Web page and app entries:
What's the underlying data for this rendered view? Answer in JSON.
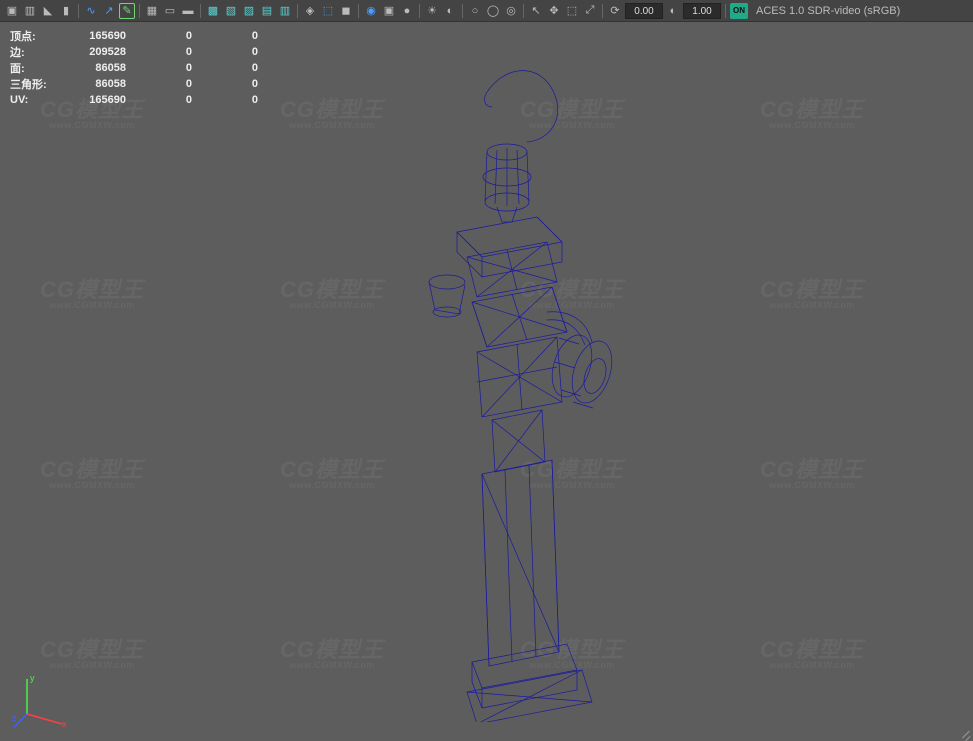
{
  "toolbar": {
    "num1": "0.00",
    "num2": "1.00",
    "on_badge": "ON",
    "color_space": "ACES 1.0 SDR-video (sRGB)"
  },
  "stats": [
    {
      "label": "顶点:",
      "v1": "165690",
      "v2": "0",
      "v3": "0"
    },
    {
      "label": "边:",
      "v1": "209528",
      "v2": "0",
      "v3": "0"
    },
    {
      "label": "面:",
      "v1": "86058",
      "v2": "0",
      "v3": "0"
    },
    {
      "label": "三角形:",
      "v1": "86058",
      "v2": "0",
      "v3": "0"
    },
    {
      "label": "UV:",
      "v1": "165690",
      "v2": "0",
      "v3": "0"
    }
  ],
  "watermark": {
    "brand": "CG模型王",
    "url": "www.CGMXW.com"
  },
  "axis": {
    "x": "x",
    "y": "y",
    "z": "z"
  }
}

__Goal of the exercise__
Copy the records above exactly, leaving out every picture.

__Problem solution__
What's the underlying data for this rendered view? Answer in JSON.
{
  "toolbar": {
    "num1": "0.00",
    "num2": "1.00",
    "on_badge": "ON",
    "color_space": "ACES 1.0 SDR-video (sRGB)"
  },
  "stats": [
    {
      "label": "顶点:",
      "v1": "165690",
      "v2": "0",
      "v3": "0"
    },
    {
      "label": "边:",
      "v1": "209528",
      "v2": "0",
      "v3": "0"
    },
    {
      "label": "面:",
      "v1": "86058",
      "v2": "0",
      "v3": "0"
    },
    {
      "label": "三角形:",
      "v1": "86058",
      "v2": "0",
      "v3": "0"
    },
    {
      "label": "UV:",
      "v1": "165690",
      "v2": "0",
      "v3": "0"
    }
  ],
  "watermark": {
    "brand": "CG模型王",
    "url": "www.CGMXW.com"
  },
  "axis": {
    "x": "x",
    "y": "y",
    "z": "z"
  }
}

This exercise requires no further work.